Last weekend I had an “Aha!” moment while attending a ukulele concert given by the Las Cruces Ukes. While listening to the music, I realized a ukelele could solve my need for music involvement, so after the concert, I purchased one.
During the Folk Music Revival in the 1950s and 1960s, I played and taught folk guitar. I consider that era as the most satisfying time of my life. Musicians trooped in and out of our Los Angeles home; students came to take classes from me; guest guitar teachers gave lessons to me and my guitar-playing friends. We verbally contracted for them to come for six consecutive Monday nights to teach us different styles: Hawaiian, Mexican, Swedish, Jazz, Blues, and American folk music. But one teacher, Marlen Rabiroff, was so outstanding that instead of being our instructor for six weeks, he stayed for three years until he and his family moved to Palo Alto.
But that was then and this is now when lifting the guitar out of its case is cumbersome and hurts my arthritic shoulders. Transporting the instrument becomes problematic. Carrying it while walking with a cane in addition to my inherent clumsiness puts me at risk for falls. Because the ukulele is so much smaller and lighter than a guitar, it seemed like a possible solution for playing music again.
With osteoarthritis and age (83), I have had to make other adjustments. I used to feed the cat on the kitchen floor. That is too tough to do anymore, especially putting down fresh water without spilling it. Now, I feed Sweetie Beattie on the back counter of the kitchen away from human food.
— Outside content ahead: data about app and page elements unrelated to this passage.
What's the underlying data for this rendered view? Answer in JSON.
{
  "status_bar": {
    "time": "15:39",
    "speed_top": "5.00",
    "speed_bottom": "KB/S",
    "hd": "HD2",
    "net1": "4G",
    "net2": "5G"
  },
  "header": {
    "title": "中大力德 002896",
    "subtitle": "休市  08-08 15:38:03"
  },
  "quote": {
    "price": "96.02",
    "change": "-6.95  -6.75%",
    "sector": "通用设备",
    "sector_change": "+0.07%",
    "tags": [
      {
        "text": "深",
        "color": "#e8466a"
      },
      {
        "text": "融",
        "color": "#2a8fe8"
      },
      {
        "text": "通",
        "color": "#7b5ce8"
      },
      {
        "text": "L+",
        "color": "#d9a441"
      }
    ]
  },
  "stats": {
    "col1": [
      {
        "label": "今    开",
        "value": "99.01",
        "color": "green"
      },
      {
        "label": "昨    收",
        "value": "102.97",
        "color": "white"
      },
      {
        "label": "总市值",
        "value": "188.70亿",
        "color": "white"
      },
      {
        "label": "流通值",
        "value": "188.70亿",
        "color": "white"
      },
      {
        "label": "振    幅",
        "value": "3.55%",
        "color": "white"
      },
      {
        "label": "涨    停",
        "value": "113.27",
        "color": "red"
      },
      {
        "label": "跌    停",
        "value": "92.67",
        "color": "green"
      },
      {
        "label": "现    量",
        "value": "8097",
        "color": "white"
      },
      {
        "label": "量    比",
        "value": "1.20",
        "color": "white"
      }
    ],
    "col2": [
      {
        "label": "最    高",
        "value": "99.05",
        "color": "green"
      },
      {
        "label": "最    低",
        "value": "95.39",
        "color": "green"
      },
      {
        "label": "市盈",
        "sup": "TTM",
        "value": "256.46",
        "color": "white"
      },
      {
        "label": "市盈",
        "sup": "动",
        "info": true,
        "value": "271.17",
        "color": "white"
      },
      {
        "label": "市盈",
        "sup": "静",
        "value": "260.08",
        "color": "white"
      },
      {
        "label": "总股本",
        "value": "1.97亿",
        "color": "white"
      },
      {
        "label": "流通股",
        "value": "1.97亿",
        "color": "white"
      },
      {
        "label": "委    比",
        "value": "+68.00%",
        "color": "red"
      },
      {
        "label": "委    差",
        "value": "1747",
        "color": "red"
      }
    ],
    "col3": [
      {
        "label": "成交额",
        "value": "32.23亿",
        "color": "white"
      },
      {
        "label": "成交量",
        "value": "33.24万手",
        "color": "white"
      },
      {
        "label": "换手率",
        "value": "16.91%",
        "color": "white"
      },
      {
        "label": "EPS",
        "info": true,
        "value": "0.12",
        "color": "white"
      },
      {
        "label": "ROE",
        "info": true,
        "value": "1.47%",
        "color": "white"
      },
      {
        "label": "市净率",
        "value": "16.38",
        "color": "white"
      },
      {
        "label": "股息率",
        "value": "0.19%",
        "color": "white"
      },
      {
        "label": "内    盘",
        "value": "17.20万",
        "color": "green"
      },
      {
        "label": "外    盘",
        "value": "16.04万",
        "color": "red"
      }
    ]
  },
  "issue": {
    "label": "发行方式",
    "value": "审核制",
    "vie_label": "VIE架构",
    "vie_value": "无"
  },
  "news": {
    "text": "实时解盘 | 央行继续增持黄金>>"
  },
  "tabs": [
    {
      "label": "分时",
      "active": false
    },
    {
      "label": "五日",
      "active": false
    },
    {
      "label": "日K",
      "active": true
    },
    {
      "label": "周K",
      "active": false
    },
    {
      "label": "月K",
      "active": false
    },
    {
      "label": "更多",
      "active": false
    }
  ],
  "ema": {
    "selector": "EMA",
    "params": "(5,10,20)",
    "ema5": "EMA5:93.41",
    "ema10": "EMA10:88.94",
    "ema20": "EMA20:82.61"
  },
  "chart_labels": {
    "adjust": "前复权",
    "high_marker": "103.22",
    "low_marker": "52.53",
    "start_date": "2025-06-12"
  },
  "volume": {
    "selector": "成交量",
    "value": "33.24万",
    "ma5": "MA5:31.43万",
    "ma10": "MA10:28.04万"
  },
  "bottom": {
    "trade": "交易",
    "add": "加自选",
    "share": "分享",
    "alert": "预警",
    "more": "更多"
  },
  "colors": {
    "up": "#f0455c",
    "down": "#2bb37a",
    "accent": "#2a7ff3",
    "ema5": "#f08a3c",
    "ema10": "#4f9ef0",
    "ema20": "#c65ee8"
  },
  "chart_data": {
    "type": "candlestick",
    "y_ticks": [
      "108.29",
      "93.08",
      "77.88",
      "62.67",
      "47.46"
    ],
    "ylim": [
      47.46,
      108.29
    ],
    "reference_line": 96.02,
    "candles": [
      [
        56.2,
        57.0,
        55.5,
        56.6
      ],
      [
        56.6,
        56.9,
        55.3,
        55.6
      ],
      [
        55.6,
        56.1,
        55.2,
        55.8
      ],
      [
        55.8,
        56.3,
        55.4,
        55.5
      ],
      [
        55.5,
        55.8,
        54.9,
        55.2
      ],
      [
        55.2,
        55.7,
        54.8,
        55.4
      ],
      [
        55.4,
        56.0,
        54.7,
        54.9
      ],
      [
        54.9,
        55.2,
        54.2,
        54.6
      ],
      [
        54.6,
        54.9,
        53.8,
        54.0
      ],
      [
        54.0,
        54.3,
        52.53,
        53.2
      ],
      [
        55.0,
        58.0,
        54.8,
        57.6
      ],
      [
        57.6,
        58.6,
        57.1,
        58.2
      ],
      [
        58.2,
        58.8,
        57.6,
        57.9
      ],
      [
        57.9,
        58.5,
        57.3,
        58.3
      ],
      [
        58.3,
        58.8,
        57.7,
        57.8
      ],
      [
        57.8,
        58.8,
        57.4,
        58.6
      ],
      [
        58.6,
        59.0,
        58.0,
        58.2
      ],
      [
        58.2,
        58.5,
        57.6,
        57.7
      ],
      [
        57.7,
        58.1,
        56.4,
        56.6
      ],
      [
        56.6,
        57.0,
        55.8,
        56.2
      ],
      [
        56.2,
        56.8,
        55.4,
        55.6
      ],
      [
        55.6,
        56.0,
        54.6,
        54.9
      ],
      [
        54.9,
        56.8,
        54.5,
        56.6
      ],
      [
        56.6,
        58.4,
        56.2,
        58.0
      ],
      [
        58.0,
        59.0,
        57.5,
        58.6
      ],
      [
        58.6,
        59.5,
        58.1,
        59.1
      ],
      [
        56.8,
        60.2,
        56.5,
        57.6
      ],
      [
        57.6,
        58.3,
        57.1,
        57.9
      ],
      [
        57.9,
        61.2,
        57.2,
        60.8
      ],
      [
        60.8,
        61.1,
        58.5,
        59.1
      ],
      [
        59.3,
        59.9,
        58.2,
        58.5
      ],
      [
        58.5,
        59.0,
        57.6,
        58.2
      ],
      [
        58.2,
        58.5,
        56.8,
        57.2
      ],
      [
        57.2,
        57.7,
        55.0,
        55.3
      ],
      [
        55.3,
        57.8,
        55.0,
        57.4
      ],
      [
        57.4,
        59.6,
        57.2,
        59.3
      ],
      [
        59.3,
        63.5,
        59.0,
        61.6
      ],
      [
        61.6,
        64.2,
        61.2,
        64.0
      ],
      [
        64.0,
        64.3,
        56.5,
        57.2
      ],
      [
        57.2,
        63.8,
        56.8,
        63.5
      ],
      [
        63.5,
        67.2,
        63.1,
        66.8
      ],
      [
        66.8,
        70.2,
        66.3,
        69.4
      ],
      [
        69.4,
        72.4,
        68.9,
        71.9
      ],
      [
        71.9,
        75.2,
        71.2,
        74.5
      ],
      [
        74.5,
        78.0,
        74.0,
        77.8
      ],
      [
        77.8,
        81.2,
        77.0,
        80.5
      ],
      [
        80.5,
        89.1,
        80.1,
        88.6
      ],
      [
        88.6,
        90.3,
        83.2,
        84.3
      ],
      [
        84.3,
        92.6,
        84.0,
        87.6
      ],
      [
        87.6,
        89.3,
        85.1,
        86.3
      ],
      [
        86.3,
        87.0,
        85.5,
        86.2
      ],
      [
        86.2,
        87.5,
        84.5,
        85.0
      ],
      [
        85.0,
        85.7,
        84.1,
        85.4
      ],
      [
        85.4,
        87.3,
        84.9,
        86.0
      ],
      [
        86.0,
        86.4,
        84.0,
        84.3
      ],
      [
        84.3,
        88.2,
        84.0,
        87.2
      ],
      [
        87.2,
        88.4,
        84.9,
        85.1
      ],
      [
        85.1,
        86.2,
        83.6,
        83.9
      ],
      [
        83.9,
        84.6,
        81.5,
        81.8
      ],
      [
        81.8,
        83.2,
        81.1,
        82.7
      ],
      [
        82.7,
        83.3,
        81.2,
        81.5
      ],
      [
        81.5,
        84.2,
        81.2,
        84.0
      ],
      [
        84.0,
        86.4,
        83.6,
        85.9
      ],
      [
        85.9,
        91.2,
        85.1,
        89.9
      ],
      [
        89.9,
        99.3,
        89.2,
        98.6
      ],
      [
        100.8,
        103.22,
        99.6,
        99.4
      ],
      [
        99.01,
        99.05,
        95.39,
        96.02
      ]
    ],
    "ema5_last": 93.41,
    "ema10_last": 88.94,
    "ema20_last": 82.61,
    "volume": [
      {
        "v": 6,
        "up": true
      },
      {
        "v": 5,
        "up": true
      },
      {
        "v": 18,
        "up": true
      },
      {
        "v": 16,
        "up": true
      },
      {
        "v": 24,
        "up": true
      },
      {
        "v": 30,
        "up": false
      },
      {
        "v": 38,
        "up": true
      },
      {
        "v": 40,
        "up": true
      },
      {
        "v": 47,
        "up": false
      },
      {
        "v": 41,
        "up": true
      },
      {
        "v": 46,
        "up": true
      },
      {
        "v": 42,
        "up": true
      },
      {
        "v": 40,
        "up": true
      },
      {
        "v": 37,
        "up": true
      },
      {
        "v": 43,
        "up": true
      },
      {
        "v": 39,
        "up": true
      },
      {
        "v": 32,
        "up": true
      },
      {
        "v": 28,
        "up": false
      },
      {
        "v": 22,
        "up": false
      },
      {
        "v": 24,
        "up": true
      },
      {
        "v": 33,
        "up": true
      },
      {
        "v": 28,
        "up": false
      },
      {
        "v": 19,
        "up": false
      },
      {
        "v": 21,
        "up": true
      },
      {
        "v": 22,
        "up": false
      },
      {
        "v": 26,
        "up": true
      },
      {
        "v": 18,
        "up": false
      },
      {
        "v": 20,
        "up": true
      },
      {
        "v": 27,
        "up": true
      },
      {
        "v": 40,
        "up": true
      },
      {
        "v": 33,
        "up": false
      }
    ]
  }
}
She easily jumps up to eat and to drink from an automatic water dispenser.
Currently, I keep my dishes on racks outside the cupboard. If I keep the plates and bowls inside the cabinet, I must stretch my damaged shoulders and torque my body – not good for artificial hips.
I avoid using the bottom drawer in my fridge because doing so requires that I drag a chair over to reach its contents. And safety bars in the bathroom and inside the shower are a must.
Back to the ukulele. I don’t know if regular practice for weekly lessons will fit into my already crowded schedule. Nonetheless, I am going to try and will let you know how I fare. Meanwhile, stay tuned!
**”My Dog Has Fleas” refers to the melody used to tune a ukelele.
Norine Dresser is a folklorist who feels bereft without music.